“But you must like cutting hair pretty well now,” I ask.
“Because long, long time, you know. It’s okay. I happy for that, yeah, because I from my country, I come here, the English no good. You cannot find that much job for the…need to talking, need to do something…something if for the hand.”
He is very thin and has more gray hair than black. Over a T-shirt he wears a white zip-up barber coat, trousers, and running shoes. His customary facial expression is almost completely unreadable. Before today, I had never heard him laugh nor seen the slightly impish smile.

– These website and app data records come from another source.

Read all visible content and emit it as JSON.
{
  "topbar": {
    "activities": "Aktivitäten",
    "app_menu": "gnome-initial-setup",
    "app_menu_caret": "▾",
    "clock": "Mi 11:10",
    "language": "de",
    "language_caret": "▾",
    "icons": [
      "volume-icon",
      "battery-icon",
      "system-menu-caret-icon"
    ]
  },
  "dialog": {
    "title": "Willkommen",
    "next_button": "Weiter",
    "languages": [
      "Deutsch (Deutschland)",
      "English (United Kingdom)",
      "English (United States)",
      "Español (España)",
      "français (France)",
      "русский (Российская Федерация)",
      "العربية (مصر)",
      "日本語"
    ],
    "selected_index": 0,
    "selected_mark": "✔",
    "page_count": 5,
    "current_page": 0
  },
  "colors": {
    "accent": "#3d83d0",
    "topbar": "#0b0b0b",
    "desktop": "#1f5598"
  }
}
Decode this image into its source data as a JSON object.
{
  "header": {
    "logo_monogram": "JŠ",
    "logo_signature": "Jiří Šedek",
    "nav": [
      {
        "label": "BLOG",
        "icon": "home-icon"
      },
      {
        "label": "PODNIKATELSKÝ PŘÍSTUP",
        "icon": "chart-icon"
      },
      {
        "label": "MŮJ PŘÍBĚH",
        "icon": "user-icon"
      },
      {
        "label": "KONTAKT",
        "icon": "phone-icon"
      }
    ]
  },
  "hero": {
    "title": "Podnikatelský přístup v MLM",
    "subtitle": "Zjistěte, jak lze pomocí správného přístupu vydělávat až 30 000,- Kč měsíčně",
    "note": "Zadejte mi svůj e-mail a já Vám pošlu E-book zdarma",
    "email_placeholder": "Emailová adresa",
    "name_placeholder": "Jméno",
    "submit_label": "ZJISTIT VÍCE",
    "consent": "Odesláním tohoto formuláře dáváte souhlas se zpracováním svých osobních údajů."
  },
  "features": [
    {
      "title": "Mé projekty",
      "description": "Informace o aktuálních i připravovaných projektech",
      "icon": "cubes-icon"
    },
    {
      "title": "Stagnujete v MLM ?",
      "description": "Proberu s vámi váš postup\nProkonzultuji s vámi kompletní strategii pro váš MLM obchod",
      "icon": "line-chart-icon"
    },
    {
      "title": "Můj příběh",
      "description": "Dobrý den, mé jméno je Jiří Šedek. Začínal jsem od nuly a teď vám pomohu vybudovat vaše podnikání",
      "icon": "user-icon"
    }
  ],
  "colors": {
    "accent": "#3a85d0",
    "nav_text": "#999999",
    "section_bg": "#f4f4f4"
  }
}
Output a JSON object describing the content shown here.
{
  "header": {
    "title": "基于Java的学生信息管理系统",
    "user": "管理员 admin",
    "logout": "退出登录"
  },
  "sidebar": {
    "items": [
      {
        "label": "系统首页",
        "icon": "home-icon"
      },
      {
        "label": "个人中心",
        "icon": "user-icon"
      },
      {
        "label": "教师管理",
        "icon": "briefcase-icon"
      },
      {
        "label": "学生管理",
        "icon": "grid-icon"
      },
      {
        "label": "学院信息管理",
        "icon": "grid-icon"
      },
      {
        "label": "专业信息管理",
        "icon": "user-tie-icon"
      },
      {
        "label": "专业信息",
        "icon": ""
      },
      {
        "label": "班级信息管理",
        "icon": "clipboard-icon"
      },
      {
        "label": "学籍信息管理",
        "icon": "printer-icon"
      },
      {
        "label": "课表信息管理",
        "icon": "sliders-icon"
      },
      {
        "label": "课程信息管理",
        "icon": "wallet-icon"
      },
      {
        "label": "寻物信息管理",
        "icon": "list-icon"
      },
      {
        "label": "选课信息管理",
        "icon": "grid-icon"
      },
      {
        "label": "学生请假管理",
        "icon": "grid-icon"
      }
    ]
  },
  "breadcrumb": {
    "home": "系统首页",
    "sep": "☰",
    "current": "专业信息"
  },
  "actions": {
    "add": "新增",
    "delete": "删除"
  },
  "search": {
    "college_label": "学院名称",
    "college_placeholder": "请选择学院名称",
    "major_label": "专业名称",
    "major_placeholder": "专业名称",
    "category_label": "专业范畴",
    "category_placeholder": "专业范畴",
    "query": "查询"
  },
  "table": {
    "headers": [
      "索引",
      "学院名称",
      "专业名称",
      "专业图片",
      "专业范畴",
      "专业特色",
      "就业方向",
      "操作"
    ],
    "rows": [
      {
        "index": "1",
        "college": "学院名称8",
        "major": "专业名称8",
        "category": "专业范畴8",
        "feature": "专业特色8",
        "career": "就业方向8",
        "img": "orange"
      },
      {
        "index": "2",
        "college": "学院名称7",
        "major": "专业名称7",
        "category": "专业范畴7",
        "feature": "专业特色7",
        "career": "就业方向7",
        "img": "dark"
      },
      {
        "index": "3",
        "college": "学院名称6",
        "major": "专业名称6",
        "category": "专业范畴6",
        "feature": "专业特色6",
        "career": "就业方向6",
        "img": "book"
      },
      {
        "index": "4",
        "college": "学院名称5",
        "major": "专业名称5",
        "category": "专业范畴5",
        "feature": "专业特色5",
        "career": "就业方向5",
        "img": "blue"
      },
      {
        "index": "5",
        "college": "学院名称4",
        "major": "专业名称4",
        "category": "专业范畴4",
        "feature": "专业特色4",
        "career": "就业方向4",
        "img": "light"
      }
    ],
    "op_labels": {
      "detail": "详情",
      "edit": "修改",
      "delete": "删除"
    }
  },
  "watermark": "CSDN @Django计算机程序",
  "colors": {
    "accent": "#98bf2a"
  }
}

After his parents’ deaths in Hong Kong, Wing came to the U.S. at the age of twenty-four. He joined his siblings in Baltimore, Maryland, but after two months of an East Coast winter he moved with his sister to L.A.
“So, that must have been a big change?”
“Yeah, lot of change. Because too old, you know, come here. I try go to the adult school in Chinatown, but after, if afterward you go there at night, you feel too tired and then you don’t learn nothing. I need to work. Need money for my life.”
Wing’s name in Chinese means happy. “Are you happy?” I ask. “Sometimes,” he says. We talk of other things, the kings in China 2,000 years ago, his experience of Hong Kong as a British colony, his admiration of Magic Johnson for being gentle. To anything I ask for which he did not have a ready answer, he says, “Next time.” “Later, I tell you next time with other book, okay?”
Periodically he points to (and ultimately taps his finger on) the list of questions I’ve brought but have not been referring to. Before today I don’t think I’d heard him utter more than a couple dozen words all told. Now, like tufts of freshly cut hair, his clipped sentences tumble down to me on the steps below.
“ And then, what, the kids? I have two kid…”
Suddenly, a burst of wind picks up and blows away my list of questions. Wing immediately dashes after it, to the near end of the building and around the corner, returning with it in hand a couple minutes later.
His days off are Wednesdays and Sundays. “I don’t believe,” he tells me, and sleeps through services, yet, though Sundays are one of the three busiest (and likely most profitable) days of the week, he has ensured he will be off Sundays so he can attend church with his family.
Wing nods in the direction of my note-taking hand. He has remembered that I had physical problems years earlier. “I still do,” I tell him. I came to Wing for haircuts (extremely short haircuts, as it happened) at a time when my income barely covered the rent, and it was a difficult choice whether to spend the $8 or, painfully, to cut my own hair at home.
I ask if it is difficult to stand up all day. He pulls up his pant-leg and pulls down a knee-high support stocking beneath his regular sock to show me the pronounced blue veins on his calf. He has stomach problems now, too. He thinks it is from all the years of not being able to take lunch breaks. Wing has many regular customers, but today business is slow.
We go back inside. Chau is finishing with one customer and begins on another. The room is small, about 15 feet square. Mirrored walls surround three barber stations and accoutrements, all of which appear to have been here since the shop opened circa 1960. Two of the five barbers employed here have an engraved nameplate and photo above their stations: the owner, Joe, and Wing. Joe later told me, “Wing is a gift from God. He’s honest, punctual, frugal, sincere…”
A black felt board with white plastic letters posts the services and prices. What are the Shave Fade and the Zero Fade? After their answers and gesticulations I think I understand.
I have always been aware this place is a men’s domain, but this afternoon I almost belong here; our banter is relaxed and fun. Wing asks if I would like a haircut.
Copyright © 2014 Clip of Wing by Donna Milton
“Donna Milton transplanted herself to Pasadena after college and has been a grateful participant in and consumer of the region’s rich arts and culture ever since. (Go, ECPAC!)”